**SUPPLIED DATA**:

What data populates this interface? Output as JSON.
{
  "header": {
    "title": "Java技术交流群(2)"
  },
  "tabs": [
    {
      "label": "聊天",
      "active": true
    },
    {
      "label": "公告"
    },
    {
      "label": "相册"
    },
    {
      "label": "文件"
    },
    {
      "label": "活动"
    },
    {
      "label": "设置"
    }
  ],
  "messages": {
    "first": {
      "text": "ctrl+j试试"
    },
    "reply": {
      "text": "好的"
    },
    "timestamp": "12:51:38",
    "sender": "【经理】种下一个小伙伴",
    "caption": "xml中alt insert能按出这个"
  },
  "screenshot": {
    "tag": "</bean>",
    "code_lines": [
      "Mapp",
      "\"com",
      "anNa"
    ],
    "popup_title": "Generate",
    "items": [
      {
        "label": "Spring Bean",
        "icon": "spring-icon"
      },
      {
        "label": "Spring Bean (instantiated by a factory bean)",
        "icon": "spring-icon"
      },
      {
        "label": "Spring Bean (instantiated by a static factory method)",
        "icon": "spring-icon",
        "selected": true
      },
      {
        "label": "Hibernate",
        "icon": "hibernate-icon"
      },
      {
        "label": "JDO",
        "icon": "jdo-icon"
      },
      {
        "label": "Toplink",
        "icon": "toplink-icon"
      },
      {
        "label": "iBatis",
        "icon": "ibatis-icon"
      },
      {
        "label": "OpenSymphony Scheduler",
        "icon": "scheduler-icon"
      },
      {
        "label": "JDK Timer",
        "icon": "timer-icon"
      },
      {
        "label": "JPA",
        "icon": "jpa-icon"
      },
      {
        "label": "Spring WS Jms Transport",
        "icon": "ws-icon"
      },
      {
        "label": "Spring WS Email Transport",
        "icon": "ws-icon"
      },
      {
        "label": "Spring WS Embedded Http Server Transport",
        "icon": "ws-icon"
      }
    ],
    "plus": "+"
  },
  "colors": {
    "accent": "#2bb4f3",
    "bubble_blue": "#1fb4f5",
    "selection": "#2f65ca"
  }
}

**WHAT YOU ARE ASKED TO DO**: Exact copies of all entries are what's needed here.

**THE COMPLETED TASK**:
What data populates this interface? Output as JSON.
{
  "header": {
    "title": "Java技术交流群(2)"
  },
  "tabs": [
    {
      "label": "聊天",
      "active": true
    },
    {
      "label": "公告"
    },
    {
      "label": "相册"
    },
    {
      "label": "文件"
    },
    {
      "label": "活动"
    },
    {
      "label": "设置"
    }
  ],
  "messages": {
    "first": {
      "text": "ctrl+j试试"
    },
    "reply": {
      "text": "好的"
    },
    "timestamp": "12:51:38",
    "sender": "【经理】种下一个小伙伴",
    "caption": "xml中alt insert能按出这个"
  },
  "screenshot": {
    "tag": "</bean>",
    "code_lines": [
      "Mapp",
      "\"com",
      "anNa"
    ],
    "popup_title": "Generate",
    "items": [
      {
        "label": "Spring Bean",
        "icon": "spring-icon"
      },
      {
        "label": "Spring Bean (instantiated by a factory bean)",
        "icon": "spring-icon"
      },
      {
        "label": "Spring Bean (instantiated by a static factory method)",
        "icon": "spring-icon",
        "selected": true
      },
      {
        "label": "Hibernate",
        "icon": "hibernate-icon"
      },
      {
        "label": "JDO",
        "icon": "jdo-icon"
      },
      {
        "label": "Toplink",
        "icon": "toplink-icon"
      },
      {
        "label": "iBatis",
        "icon": "ibatis-icon"
      },
      {
        "label": "OpenSymphony Scheduler",
        "icon": "scheduler-icon"
      },
      {
        "label": "JDK Timer",
        "icon": "timer-icon"
      },
      {
        "label": "JPA",
        "icon": "jpa-icon"
      },
      {
        "label": "Spring WS Jms Transport",
        "icon": "ws-icon"
      },
      {
        "label": "Spring WS Email Transport",
        "icon": "ws-icon"
      },
      {
        "label": "Spring WS Embedded Http Server Transport",
        "icon": "ws-icon"
      }
    ],
    "plus": "+"
  },
  "colors": {
    "accent": "#2bb4f3",
    "bubble_blue": "#1fb4f5",
    "selection": "#2f65ca"
  }
}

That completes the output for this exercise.